Restaurants have their own in-house inventory nightmare. After months of being closed, their freezers have nothing left, and certainly fine restaurants wouldn’t attempt to use freezer burnt fish and beef and pork. Their shelves are nearly empty, and even their spices are no longer fresh. It will be nearly impossible for fine restaurants or any restaurant to just open their doors without a massive investment of money to replace their entire inventory of food and supplies.
To make matters worse, most restaurant owners don’t have the cash or the credit to do so. They are afraid to go to the mailbox, because they are getting eviction notices or threatening letters from landlords for months of over due rent. Their banks are running out of patience on their line of credit. Their own business and personal credits cards are maxed out.
Just to open their doors again, the average restaurant owner would have to come up with $500,000 to $1 million dollars of their own cash to stave off the creditors, replace enough of their inventory for their customers, and unlock the front doors, assuming the government even allows them to open their doors in their city. But restaurant owners are not stupid. They know their restaurant is not going to fill up with customers immediately.
Restauranteurs know that if everything goes well and America gets back on it’s feet, if Washington D.C. doesn’t implode because of the unbelievable political battles that threaten our nation’s survival, if we don’t have a massive economic crash, if there isn’t another round of Covid-19 shut downs, if there isn’t war in the middle east, if China doesn’t collapse and start an International domino effect, and if customers’ habits can be changed to bring them back to eating out publicly again, maybe they could survive. But what restauranteur would take that kind of huge risk for so little potential reward?

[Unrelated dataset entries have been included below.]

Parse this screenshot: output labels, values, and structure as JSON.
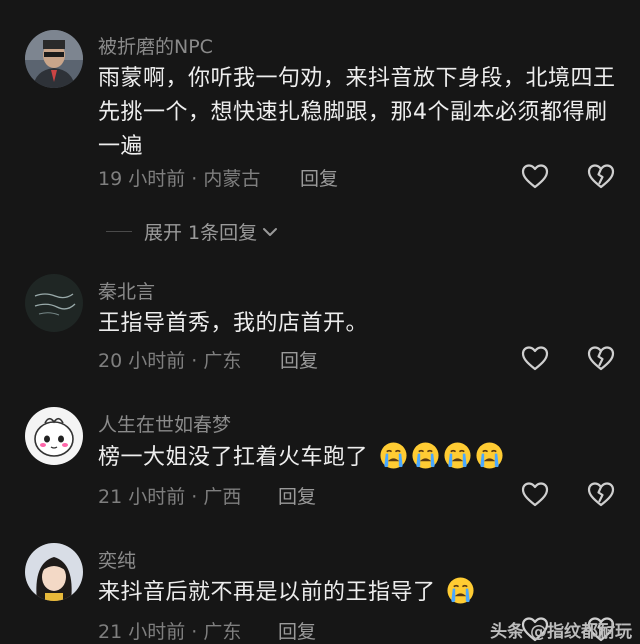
{
  "comments": [
    {
      "username": "被折磨的NPC",
      "text": "雨蒙啊，你听我一句劝，来抖音放下身段，北境四王先挑一个，想快速扎稳脚跟，那4个副本必须都得刷一遍",
      "meta": "19 小时前 · 内蒙古",
      "reply_label": "回复"
    },
    {
      "username": "秦北言",
      "text": "王指导首秀，我的店首开。",
      "meta": "20 小时前 · 广东",
      "reply_label": "回复"
    },
    {
      "username": "人生在世如春梦",
      "text": "榜一大姐没了扛着火车跑了",
      "meta": "21 小时前 · 广西",
      "reply_label": "回复"
    },
    {
      "username": "奕纯",
      "text": "来抖音后就不再是以前的王指导了",
      "meta": "21 小时前 · 广东",
      "reply_label": "回复"
    }
  ],
  "expand_replies": "展开 1条回复",
  "icons": {
    "like": "heart-icon",
    "dislike": "broken-heart-icon",
    "emoji": "loudly-crying-face-emoji",
    "expand": "chevron-down-icon"
  },
  "watermark": "头条 @指纹都耐玩"
}
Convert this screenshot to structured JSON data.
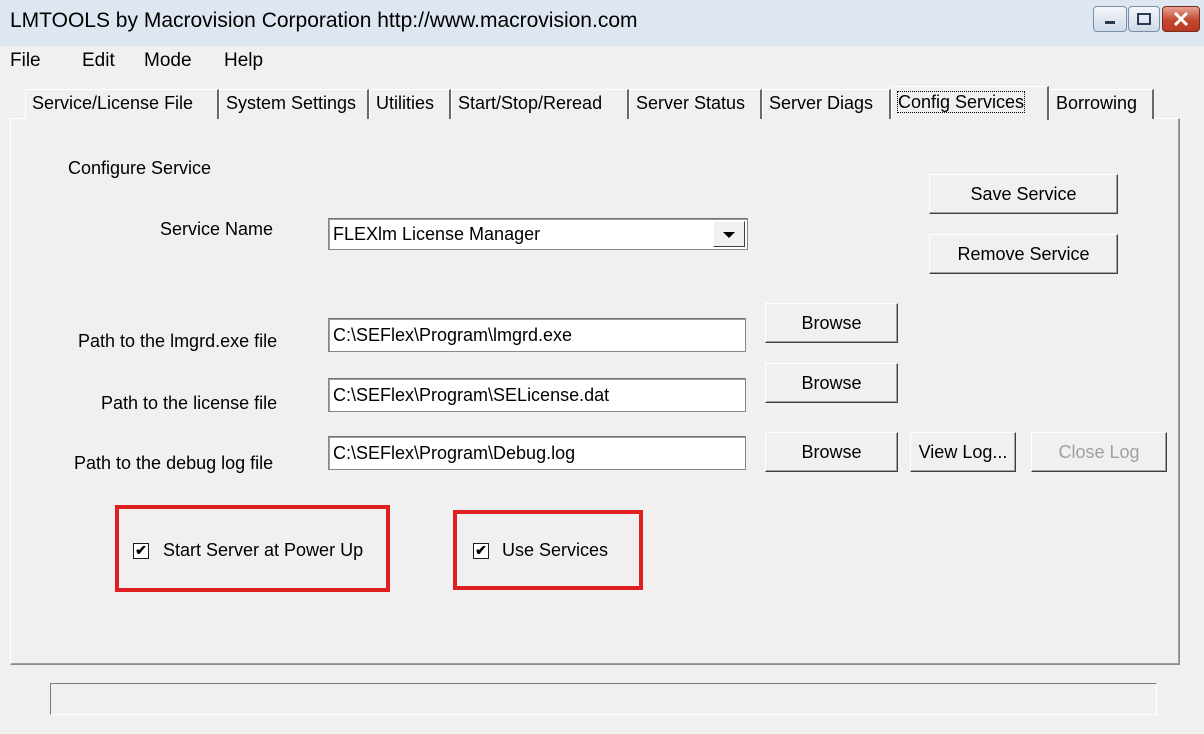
{
  "window": {
    "title": "LMTOOLS by Macrovision Corporation http://www.macrovision.com",
    "controls": [
      "minimize-icon",
      "maximize-icon",
      "close-icon"
    ],
    "close_color": "#c4472f"
  },
  "menu": {
    "items": [
      "File",
      "Edit",
      "Mode",
      "Help"
    ]
  },
  "tabs": [
    "Service/License File",
    "System Settings",
    "Utilities",
    "Start/Stop/Reread",
    "Server Status",
    "Server Diags",
    "Config Services",
    "Borrowing"
  ],
  "active_tab": "Config Services",
  "config": {
    "section_title": "Configure Service",
    "service_name_label": "Service Name",
    "service_name_value": "FLEXlm License Manager",
    "save_button": "Save Service",
    "remove_button": "Remove Service",
    "lmgrd_label": "Path to the lmgrd.exe file",
    "lmgrd_value": "C:\\SEFlex\\Program\\lmgrd.exe",
    "license_label": "Path to the license file",
    "license_value": "C:\\SEFlex\\Program\\SELicense.dat",
    "debug_label": "Path to the debug log file",
    "debug_value": "C:\\SEFlex\\Program\\Debug.log",
    "browse_label": "Browse",
    "view_log_button": "View Log...",
    "close_log_button": "Close Log",
    "start_server_label": "Start Server at Power Up",
    "start_server_checked": true,
    "use_services_label": "Use Services",
    "use_services_checked": true,
    "checkmark": "✔",
    "highlight_color": "#e02020"
  },
  "status_bar": {
    "text": ""
  }
}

And that gets us to the last point. If the restaurant industry collapses permanently, how will that effect the rest of the economy. Since the restaurant business is just one of many industries on the ropes right now, there will be a disastrous chain reaction, and an economic depression worse than 1929 is not out of the question.
If you owned a restaurant in Las Vegas, and you had to think all of this through, would you invest every dollar you ever saved over a lifetime of hard work, risking it all with odds that probably are worse than betting against the house of a Vegas casino? Of course you wouldn’t. Now you see why I think the restaurant industry is in serious trouble, and this is why our nation is in trouble. Whatever you may think about Covid-19, whether you think it is real or a hoax, one thing we must agree on if you are a rational person who understand fundamental math, the economic consequences of the government shut down of American businesses has and will continue to be far more devastating than the virus itself by an order of magnitude.
Lastly, I’m not suggesting there will never be restaurants. Of course there will be. People must eat, and not everyone likes to cook at home all the time. Here’s the likely scenario. New younger restauranteurs will come along and take over the good restaurants, but they will only be able to do so without taking on the lease that is in default. They must start with a clean slate, no debt, and they will only be motivated to take the risk if they are able to buy the restaurant equipment at garage sale prices, 70% to 90% off replacement costs. Much of this will happen as restaurants file bankruptcy and the trustee liquidates all assets. Not a pretty picture, is it? The other challenge that new restaurateurs are going to have is trying to restart a fully functional supply chain for their specific type of restaurant. That will be a bit like a roller coaster that starts and slows down and starts and stops and starts slowly again.
Thank you to our politicians who devastated the restaurant industry.